Notes on Saskia Robinson‘s contribution to the WORKSITE blog.
- Saskia defines “work” as “a means to an end, and sense of duty and dedication to the task at hand”, adding that “for me specifically it’s literally adding pellet after pellet of clay and just keeping on going”. This to me suggests a repetitive, “manual” aspect of work which is perhaps in keeping with the conventions of the sculptural tradition Saskia engages in. Saskia’s “sense of duty” and “dedication” to the work also suggests a certain “work ethic” and the [perceived] moral character of artistic practice. Saskia also adds that they “feel a great sense of responsibility to be in service to the arts”. This again suggests the moral “rightness” or artistic work.
- Saskia works in a “studio/shed” that they built, and previously a “fold up desk” in their bedroom.
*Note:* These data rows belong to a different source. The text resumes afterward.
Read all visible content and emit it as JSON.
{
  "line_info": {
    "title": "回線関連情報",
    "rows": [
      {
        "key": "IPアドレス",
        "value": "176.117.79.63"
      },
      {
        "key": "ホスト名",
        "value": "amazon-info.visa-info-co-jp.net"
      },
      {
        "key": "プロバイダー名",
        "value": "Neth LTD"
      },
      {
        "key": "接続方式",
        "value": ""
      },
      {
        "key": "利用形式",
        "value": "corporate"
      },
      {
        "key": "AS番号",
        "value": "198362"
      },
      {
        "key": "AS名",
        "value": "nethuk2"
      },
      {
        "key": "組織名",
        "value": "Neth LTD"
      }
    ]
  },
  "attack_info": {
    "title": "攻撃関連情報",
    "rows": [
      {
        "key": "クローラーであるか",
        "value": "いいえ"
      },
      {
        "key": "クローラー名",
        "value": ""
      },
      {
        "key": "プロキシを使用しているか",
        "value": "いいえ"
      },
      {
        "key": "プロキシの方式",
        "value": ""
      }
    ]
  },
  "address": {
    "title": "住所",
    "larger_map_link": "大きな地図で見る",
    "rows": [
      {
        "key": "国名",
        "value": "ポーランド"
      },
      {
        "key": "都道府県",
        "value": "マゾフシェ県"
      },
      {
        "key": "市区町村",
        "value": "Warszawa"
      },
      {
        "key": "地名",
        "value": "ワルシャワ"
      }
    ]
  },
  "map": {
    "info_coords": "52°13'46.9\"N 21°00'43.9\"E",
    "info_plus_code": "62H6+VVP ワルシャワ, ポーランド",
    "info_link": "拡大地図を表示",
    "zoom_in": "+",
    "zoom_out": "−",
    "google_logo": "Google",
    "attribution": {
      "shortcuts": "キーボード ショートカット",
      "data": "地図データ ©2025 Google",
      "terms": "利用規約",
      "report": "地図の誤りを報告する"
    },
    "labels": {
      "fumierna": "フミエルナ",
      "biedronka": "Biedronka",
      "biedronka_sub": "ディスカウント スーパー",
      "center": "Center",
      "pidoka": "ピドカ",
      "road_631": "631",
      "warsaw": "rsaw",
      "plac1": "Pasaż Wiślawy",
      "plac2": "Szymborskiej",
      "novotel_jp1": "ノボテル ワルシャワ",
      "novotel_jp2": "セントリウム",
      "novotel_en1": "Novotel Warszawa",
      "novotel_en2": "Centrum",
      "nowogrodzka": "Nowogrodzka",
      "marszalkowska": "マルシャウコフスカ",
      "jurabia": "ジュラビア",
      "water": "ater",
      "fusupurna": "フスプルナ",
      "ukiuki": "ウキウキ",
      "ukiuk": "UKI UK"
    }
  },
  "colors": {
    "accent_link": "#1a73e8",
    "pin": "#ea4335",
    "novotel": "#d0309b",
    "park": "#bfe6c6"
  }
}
They aspire to make work for the “gallery setting” as well as the “outdoor setting” such as in the case of a civic monument or private home / garden. This to me suggests an inclination toward – or aspiration to – a conventional application of site-specific art, which would be a direct and/or overt “collaboration” with the environment.
- The tools and resources Saskia requires are what one might expect for someone who makes figurative sculpture in clay – their list includes a variety of hand tools and materials, as well as the more unconventional addition of “my phone”. It is interesting to note the presence of the smartphone in this list, as it is the only item that is [seemingly] not directly related to the “making” of sculpture itself. Perhaps the phone here relates more to research, entertainment, distraction, or research – representing a link between the “traditional” and the “modern”?
- Saskia notes their interest in Hellenistic and Neoclassical sculpture, and “the art of the Italian and Northern Renaissance and the natural world”. They add that they live in the countryside, which means that they “go outside and see animals and plants every day”. This situating of the worksite within an environment that sustains or replenishes inspiration is analogous to the conventional idea of the artist in the studio, wherein the studio walls are used to display imagery and objects which inspire or otherwise feed into the artist’s practice.
- This idea of “situating” the worksite within an inspirational environment connects back to the idea of artistic practice as a “collaboration” between the artist and their environment. It would seem that it is of benefit to the artist to work within a site or situation which is either composed of or contains (overtly, or perhaps ambiently) stimuli (in the form of images, objects, conversation, experiences and so on) that can (or will unintentionally) be used as an element of or motivation for the artist’s work.